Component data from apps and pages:

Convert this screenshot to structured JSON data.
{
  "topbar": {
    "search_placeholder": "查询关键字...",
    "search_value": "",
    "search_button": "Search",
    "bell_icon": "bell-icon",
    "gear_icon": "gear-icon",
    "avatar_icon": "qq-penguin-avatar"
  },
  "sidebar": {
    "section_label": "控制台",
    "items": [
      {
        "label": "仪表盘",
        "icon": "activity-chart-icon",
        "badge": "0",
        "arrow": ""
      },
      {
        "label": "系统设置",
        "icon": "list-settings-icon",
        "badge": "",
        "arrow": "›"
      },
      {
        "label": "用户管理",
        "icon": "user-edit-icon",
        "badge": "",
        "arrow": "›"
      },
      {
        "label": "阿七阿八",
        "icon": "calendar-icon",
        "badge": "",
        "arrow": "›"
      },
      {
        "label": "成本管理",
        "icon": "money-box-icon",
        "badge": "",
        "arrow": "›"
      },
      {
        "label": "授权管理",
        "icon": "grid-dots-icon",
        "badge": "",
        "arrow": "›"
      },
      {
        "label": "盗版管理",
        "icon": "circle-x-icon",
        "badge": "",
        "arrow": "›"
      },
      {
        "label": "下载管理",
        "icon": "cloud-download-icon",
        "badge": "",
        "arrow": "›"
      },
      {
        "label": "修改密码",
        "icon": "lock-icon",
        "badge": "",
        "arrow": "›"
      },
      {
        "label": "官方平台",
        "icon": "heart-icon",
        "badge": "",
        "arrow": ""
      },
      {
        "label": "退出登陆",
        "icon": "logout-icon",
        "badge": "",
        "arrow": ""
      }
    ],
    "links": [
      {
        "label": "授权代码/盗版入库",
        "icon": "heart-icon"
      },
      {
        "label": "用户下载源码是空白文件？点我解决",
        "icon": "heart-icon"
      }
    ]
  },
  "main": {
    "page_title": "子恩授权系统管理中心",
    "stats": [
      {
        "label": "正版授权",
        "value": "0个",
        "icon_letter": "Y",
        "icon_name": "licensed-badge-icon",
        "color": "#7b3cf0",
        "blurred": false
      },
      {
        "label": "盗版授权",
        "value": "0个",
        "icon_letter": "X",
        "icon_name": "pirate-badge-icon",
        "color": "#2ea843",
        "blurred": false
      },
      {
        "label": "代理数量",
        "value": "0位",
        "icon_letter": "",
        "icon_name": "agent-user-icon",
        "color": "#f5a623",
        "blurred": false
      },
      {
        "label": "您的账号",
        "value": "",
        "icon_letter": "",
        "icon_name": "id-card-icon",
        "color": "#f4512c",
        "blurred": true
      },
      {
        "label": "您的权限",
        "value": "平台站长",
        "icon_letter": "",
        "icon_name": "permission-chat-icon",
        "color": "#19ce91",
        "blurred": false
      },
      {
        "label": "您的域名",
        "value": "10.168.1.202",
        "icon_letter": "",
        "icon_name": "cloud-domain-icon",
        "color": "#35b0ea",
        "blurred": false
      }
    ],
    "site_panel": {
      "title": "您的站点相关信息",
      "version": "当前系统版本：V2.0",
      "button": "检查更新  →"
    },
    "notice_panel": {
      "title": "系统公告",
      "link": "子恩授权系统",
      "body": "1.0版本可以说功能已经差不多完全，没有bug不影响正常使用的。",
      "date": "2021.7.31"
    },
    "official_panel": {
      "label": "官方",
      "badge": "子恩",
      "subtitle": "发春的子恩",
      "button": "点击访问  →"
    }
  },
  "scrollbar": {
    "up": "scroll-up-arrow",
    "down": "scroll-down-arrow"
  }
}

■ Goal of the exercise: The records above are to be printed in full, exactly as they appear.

■ Answer to this exercise:
Convert this screenshot to structured JSON data.
{
  "topbar": {
    "search_placeholder": "查询关键字...",
    "search_value": "",
    "search_button": "Search",
    "bell_icon": "bell-icon",
    "gear_icon": "gear-icon",
    "avatar_icon": "qq-penguin-avatar"
  },
  "sidebar": {
    "section_label": "控制台",
    "items": [
      {
        "label": "仪表盘",
        "icon": "activity-chart-icon",
        "badge": "0",
        "arrow": ""
      },
      {
        "label": "系统设置",
        "icon": "list-settings-icon",
        "badge": "",
        "arrow": "›"
      },
      {
        "label": "用户管理",
        "icon": "user-edit-icon",
        "badge": "",
        "arrow": "›"
      },
      {
        "label": "阿七阿八",
        "icon": "calendar-icon",
        "badge": "",
        "arrow": "›"
      },
      {
        "label": "成本管理",
        "icon": "money-box-icon",
        "badge": "",
        "arrow": "›"
      },
      {
        "label": "授权管理",
        "icon": "grid-dots-icon",
        "badge": "",
        "arrow": "›"
      },
      {
        "label": "盗版管理",
        "icon": "circle-x-icon",
        "badge": "",
        "arrow": "›"
      },
      {
        "label": "下载管理",
        "icon": "cloud-download-icon",
        "badge": "",
        "arrow": "›"
      },
      {
        "label": "修改密码",
        "icon": "lock-icon",
        "badge": "",
        "arrow": "›"
      },
      {
        "label": "官方平台",
        "icon": "heart-icon",
        "badge": "",
        "arrow": ""
      },
      {
        "label": "退出登陆",
        "icon": "logout-icon",
        "badge": "",
        "arrow": ""
      }
    ],
    "links": [
      {
        "label": "授权代码/盗版入库",
        "icon": "heart-icon"
      },
      {
        "label": "用户下载源码是空白文件？点我解决",
        "icon": "heart-icon"
      }
    ]
  },
  "main": {
    "page_title": "子恩授权系统管理中心",
    "stats": [
      {
        "label": "正版授权",
        "value": "0个",
        "icon_letter": "Y",
        "icon_name": "licensed-badge-icon",
        "color": "#7b3cf0",
        "blurred": false
      },
      {
        "label": "盗版授权",
        "value": "0个",
        "icon_letter": "X",
        "icon_name": "pirate-badge-icon",
        "color": "#2ea843",
        "blurred": false
      },
      {
        "label": "代理数量",
        "value": "0位",
        "icon_letter": "",
        "icon_name": "agent-user-icon",
        "color": "#f5a623",
        "blurred": false
      },
      {
        "label": "您的账号",
        "value": "",
        "icon_letter": "",
        "icon_name": "id-card-icon",
        "color": "#f4512c",
        "blurred": true
      },
      {
        "label": "您的权限",
        "value": "平台站长",
        "icon_letter": "",
        "icon_name": "permission-chat-icon",
        "color": "#19ce91",
        "blurred": false
      },
      {
        "label": "您的域名",
        "value": "10.168.1.202",
        "icon_letter": "",
        "icon_name": "cloud-domain-icon",
        "color": "#35b0ea",
        "blurred": false
      }
    ],
    "site_panel": {
      "title": "您的站点相关信息",
      "version": "当前系统版本：V2.0",
      "button": "检查更新  →"
    },
    "notice_panel": {
      "title": "系统公告",
      "link": "子恩授权系统",
      "body": "1.0版本可以说功能已经差不多完全，没有bug不影响正常使用的。",
      "date": "2021.7.31"
    },
    "official_panel": {
      "label": "官方",
      "badge": "子恩",
      "subtitle": "发春的子恩",
      "button": "点击访问  →"
    }
  },
  "scrollbar": {
    "up": "scroll-up-arrow",
    "down": "scroll-down-arrow"
  }
}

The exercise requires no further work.